BEA finally gave up on their multi-core pricing formula of charging a 25% premium for dual-core CPUs. Oracle is still holding out with their “every core is .75 CPUs and we’re rounding up” pricing model. Interestingly, The Register isn’t shy about coming right out and saying what most of us have been thinking for some time: “Oracle has become somewhat of a multicore pricing laughingstock”. Link to article.
At ITJungle.com we noticed this interesting article informing us that EMC subsidiary VMWare will not charge a premium for multi-core CPUs, opting instead to keep its licensing charges on a “”per-socket basis””. In his article, Timothy Prickett Morgan concludes that VMWare has decided to “”make it up in volume, as the old saying goes, and this straightforward approach as well as the rapid adoption of virtualization technologies on servers (and probably soon on desktops and workstations) should make it a lot easier for VMware to sell its wares.””
A survey by Yoh Services LLC reveals that there is little momentum in U.S. IT salaries through 2005 so far. Salaries have remained flat and although some momentum, so far it has not shown itself to be sustainable. However, costs are steadily increasing in a few fields, and among them is Oracle database administration.
An interesting review of Oracle 10g for Mac OS X. Pros include much improved management over previous versions and a proven scalability. On the con side, optimal performance remains achievable solely in the hands of a highly skilled DBA. Additionally, the installer needs a lot of manual intervention and the Linux version is significantly ahead of other releases.
Oracle Chief Security Officer Mary Ann Davidson writes about the myths and misunderstandings surrounding security and how security researchers can actually become the problem. The three misguided notions Davidson focuses on are that fixes can be done in a matter of days, that researchers increase their business by finding more bugs, and that researchers deserve credit for every bug they find.
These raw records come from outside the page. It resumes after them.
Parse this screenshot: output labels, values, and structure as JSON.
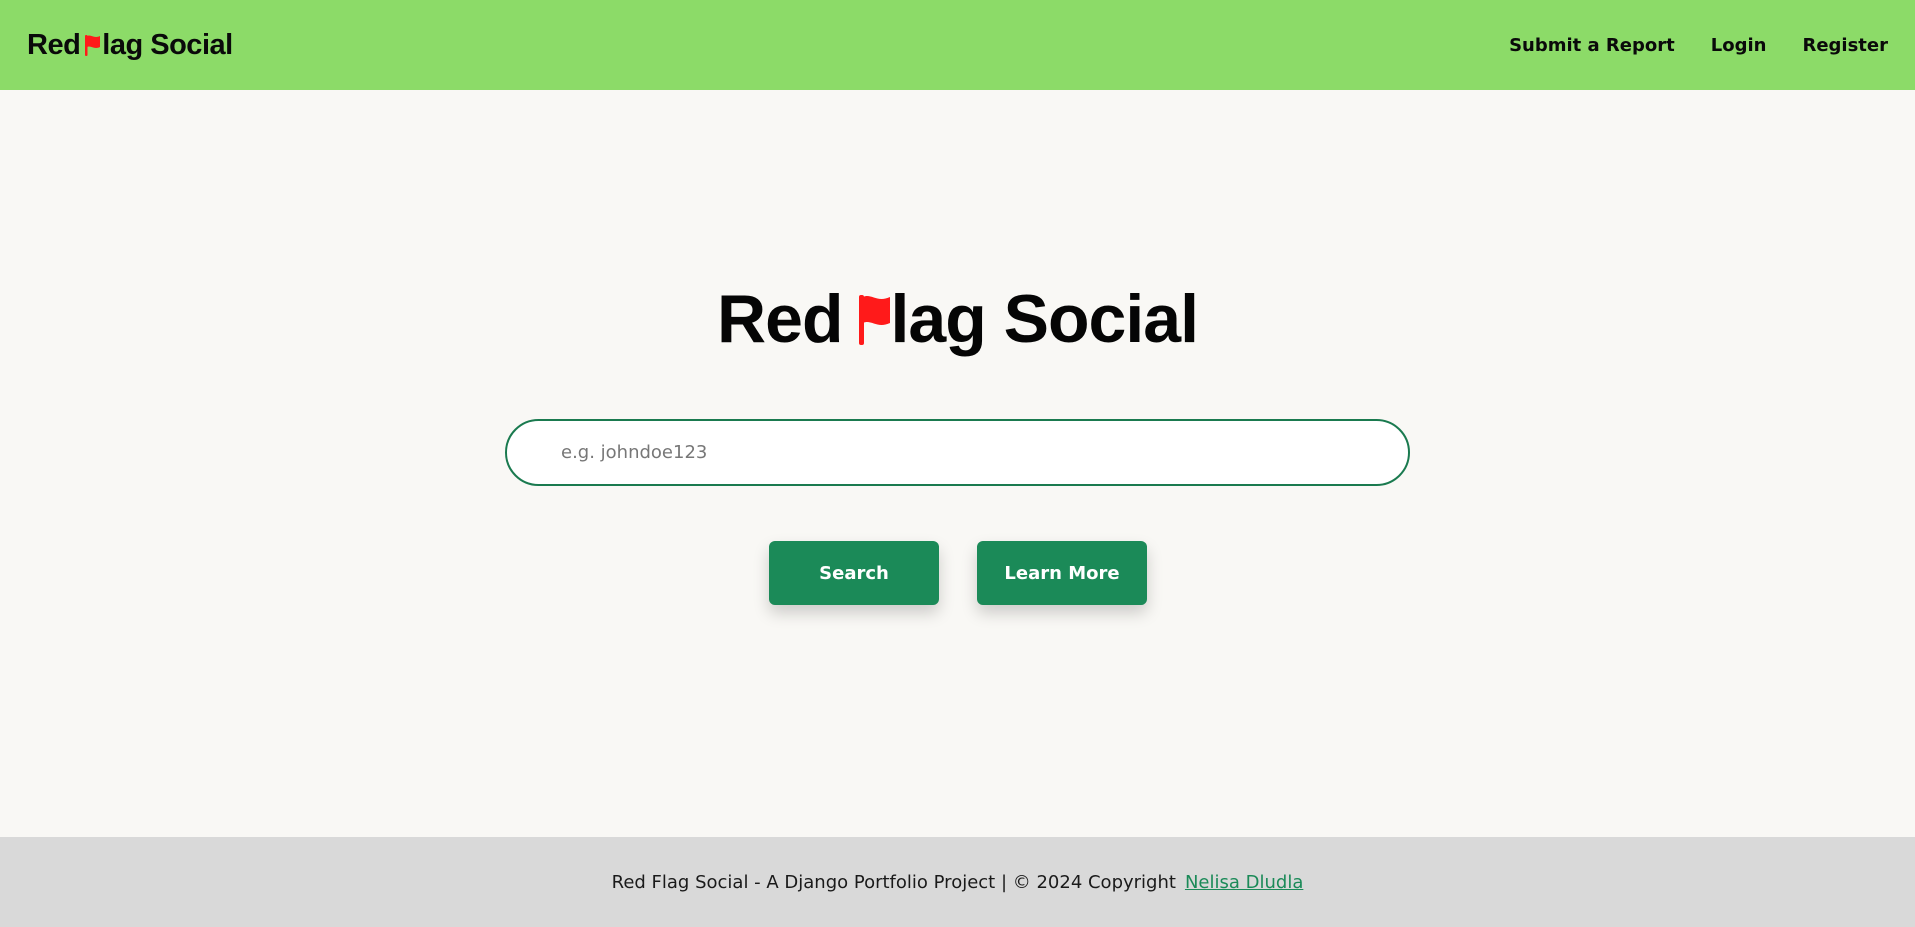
{
  "header": {
    "brand_prefix": "Red ",
    "brand_suffix": "lag Social",
    "nav": {
      "submit_report": "Submit a Report",
      "login": "Login",
      "register": "Register"
    }
  },
  "hero": {
    "title_prefix": "Red ",
    "title_suffix": "lag Social",
    "search_placeholder": "e.g. johndoe123",
    "search_value": "",
    "search_button": "Search",
    "learn_more_button": "Learn More"
  },
  "footer": {
    "text": "Red Flag Social - A Django Portfolio Project | © 2024 Copyright",
    "author_link": "Nelisa Dludla"
  },
  "colors": {
    "header_bg": "#8cdb68",
    "page_bg": "#f9f8f5",
    "accent_green": "#1b8a58",
    "flag_red": "#ff1a1a",
    "footer_bg": "#d9d9d9"
  },
  "icons": {
    "brand_flag": "red-flag-icon",
    "title_flag": "red-flag-icon"
  }
}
The latest next-generation product in EMC’s high-end Symmetrix storage line is DMX-3. Scheduled to ship in September, DMX-3 currently supports up to 960 disk drives, and will be capable of supporting up to 1,920 disk drives by the first half of 2006. By the end of 2006 it should be up to 2000, and will be able to store a petabyte of data once fully configured.
Security firm Red Database Security has decided to publish in detail six vulnerabilities that Oracle has not fixed in over 650 days. The flaws range in severity, with three classified as high risk with the potential to compromise a server or overwrite files.
The ‘skip tablespace’ command when doing an RMAN duplicate database will work for self-contained tablespaces, but not for a set of self-contained tablespaces. In other words, if each tablespace can be individually dropped, its fine, but where the indexes are placed separately from the tables, this won’t work for the duplicate. Oracle calls it “not a bug”.
Although nearly 50 vulnerabilities were fixed with Oracle’s most recent quarterly patches, experts are saying that numerous critical issues haven’t been addressed at all.
Pete Finnegan, renowned Oracle security expert asks “Where are the large numbers of fixes expected? Alex Kornbrust and Esteban Martinez Fayo have big lists of bugs, some reported over 18 months ago, some high risk, that have still not been fixed. Will Oracle never get around to fixing these bugs?”
Oracle ACE Arup Nanda presents his list of the top new Oracle Database 10g Release 2 features for database administrators.